Perhaps more important than checking your breasts for lumps is keeping an eye out for changes in the appearance of your breasts and reporting any worrisome symptoms to your doctor. Here are some of the symptoms that may indicate breast cancer, although they can also be signs of other common breast conditions:
- Swelling in your breasts or around your collarbone or armpits
- Dimpling and thickening of your breast skin
- Nipple retraction, redness, flaking, thickening or discharge
In addition to paying attention to any changes in the way your breasts look, you’ll also want to note any unusual sensations—such as burning, numbness or tingling—that persist for more than a few days.
When should you see a breast cancer specialist?
Even though most breast lumps are not cancerous, they should still be evaluated by a physician if they do not resolve on their own within a few days. This is also true for persistent breast pain and swelling, or changes in your breast’s appearance.
A medical professional can help you determine if any diagnostic tests, such as a CT scan or MRI, might be appropriate. At Moffitt Cancer Center, we offer a comprehensive range of diagnostic and preventive care services, including screening mammograms, which can often detect breast abnormalities before they can be discovered by touch or observed with the naked eye.
When should you start having screening mammograms?
The American Cancer Society recommends that women who have an average cancer risk and no breast cancer symptoms start receiving annual mammograms at age 40 if they want to. From age 45 to 54, women should get a mammogram every year. Starting at age 55, women have the option of continuing yearly screenings or switching to an every-other-year schedule. Whether women should continue having regular mammograms after age 75 is a question to be answered based on individual circumstances and consultations between the patient and her doctor.
If you’re having routine mammograms, it’s likely that any abnormal changes in your breast tissue will be detected before they progress to the point of becoming breast cancer lumps that can be felt through your skin. As breast cancer screening methods become more and more sophisticated, early detection rates continue to rise.
Why trust Moffitt for breast cancer screenings and treatment?
The Don & Erika Wallace Comprehensive Breast Program at Moffitt provides screening and treatment services to a high volume of patients each year. This means our multispecialty team has extensive experience in treating rare breast cancers as well as more common variants. What’s more, Moffitt is a designated Breast Imaging Center of Excellence, offering state-of-the-art mammography, breast ultrasound and breast magnetic resonance imaging (MRI), as well as stereotactic and ultrasound-guided core needle breast biopsy.

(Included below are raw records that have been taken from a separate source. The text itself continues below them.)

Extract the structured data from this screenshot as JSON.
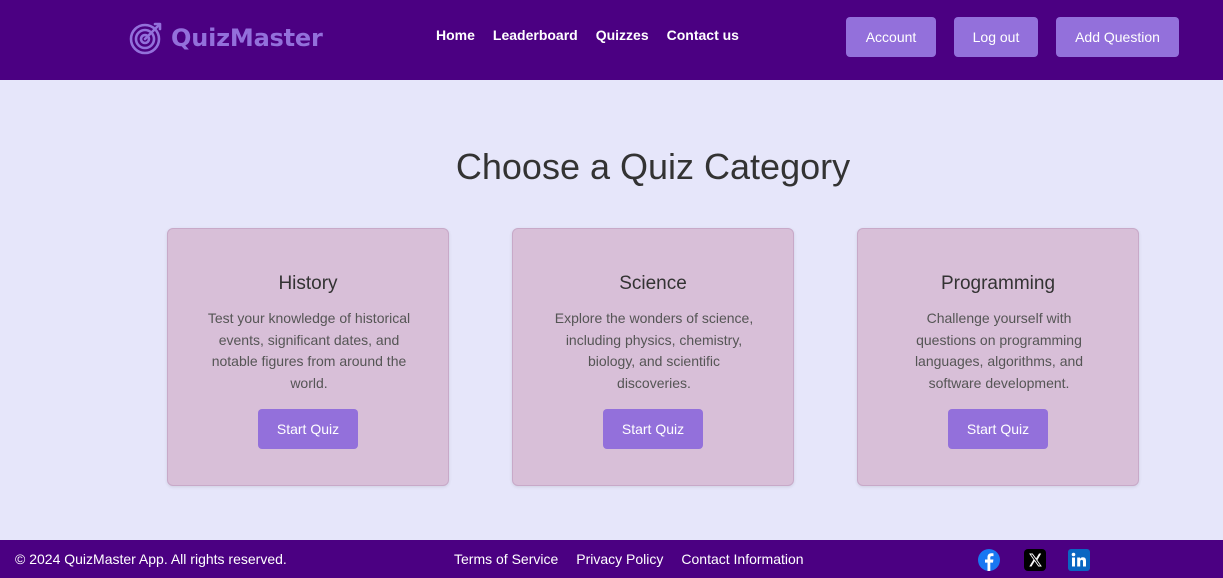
{
  "brand": {
    "name": "QuizMaster",
    "icon": "target-arrow-icon",
    "color": "#9370db"
  },
  "nav": {
    "links": [
      "Home",
      "Leaderboard",
      "Quizzes",
      "Contact us"
    ]
  },
  "header_buttons": {
    "account": "Account",
    "logout": "Log out",
    "add_question": "Add Question"
  },
  "main": {
    "title": "Choose a Quiz Category",
    "categories": [
      {
        "title": "History",
        "description": "Test your knowledge of historical events, significant dates, and notable figures from around the world.",
        "button": "Start Quiz"
      },
      {
        "title": "Science",
        "description": "Explore the wonders of science, including physics, chemistry, biology, and scientific discoveries.",
        "button": "Start Quiz"
      },
      {
        "title": "Programming",
        "description": "Challenge yourself with questions on programming languages, algorithms, and software development.",
        "button": "Start Quiz"
      }
    ]
  },
  "footer": {
    "copyright": "© 2024 QuizMaster App. All rights reserved.",
    "links": [
      "Terms of Service",
      "Privacy Policy",
      "Contact Information"
    ],
    "social": [
      "facebook-icon",
      "x-twitter-icon",
      "linkedin-icon"
    ]
  },
  "colors": {
    "header_bg": "#4b0082",
    "accent": "#9370db",
    "page_bg": "#e6e6fa",
    "card_bg": "#d8bfd8",
    "facebook": "#1877f2",
    "linkedin": "#0a66c2"
  }
}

Our breast cancer program team comprises highly respected surgeons, medical and radiation oncologists and other practitioners who work exclusively with breast cancer patients to develop individualized therapy plans based on each patient’s condition and needs. Additionally, Moffitt patients often have access to innovative breast cancer treatment through the robust clinical trials program at our National Cancer Institute-designated Comprehensive Cancer Center.

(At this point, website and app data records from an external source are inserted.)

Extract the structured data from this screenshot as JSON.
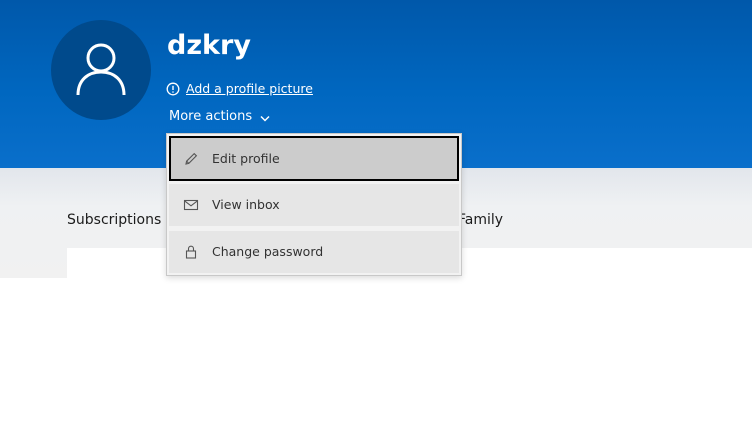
{
  "profile": {
    "name": "dzkry",
    "add_picture_label": "Add a profile picture",
    "more_actions_label": "More actions"
  },
  "tabs": [
    {
      "label": "Subscriptions"
    },
    {
      "label": "Family"
    }
  ],
  "menu": {
    "items": [
      {
        "label": "Edit profile",
        "icon": "pencil-icon",
        "selected": true
      },
      {
        "label": "View inbox",
        "icon": "mail-icon",
        "selected": false
      },
      {
        "label": "Change password",
        "icon": "lock-icon",
        "selected": false
      }
    ]
  },
  "colors": {
    "header_blue": "#0067c0",
    "avatar_bg": "#004a8c",
    "menu_bg": "#e6e6e6",
    "menu_selected_bg": "#cccccc"
  }
}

At Moffitt, you are a top priority, and we’re committed to connecting you with a cancer expert as quickly as possible. If you recently detected a lump in your breast and would like to have it evaluated by a medical professional, you can request a consultation at Moffitt by calling 1-888-663-3488 or submitting a new patient registration form online. We also offer screening mammograms that include advanced digital breast tomosynthesis (DBT or 3D mammography), and you don’t need a referral to visit our cancer center.
American Cancer Society – New Breast Cancer Screening Guidelines
Centers for Disease Control and Prevention – What Is Breast Cancer Screening?
MedicalNewsToday – Breast Cancer Signs & Symptoms
American Cancer Society – Breast Cancer Symptoms: What You Need to Know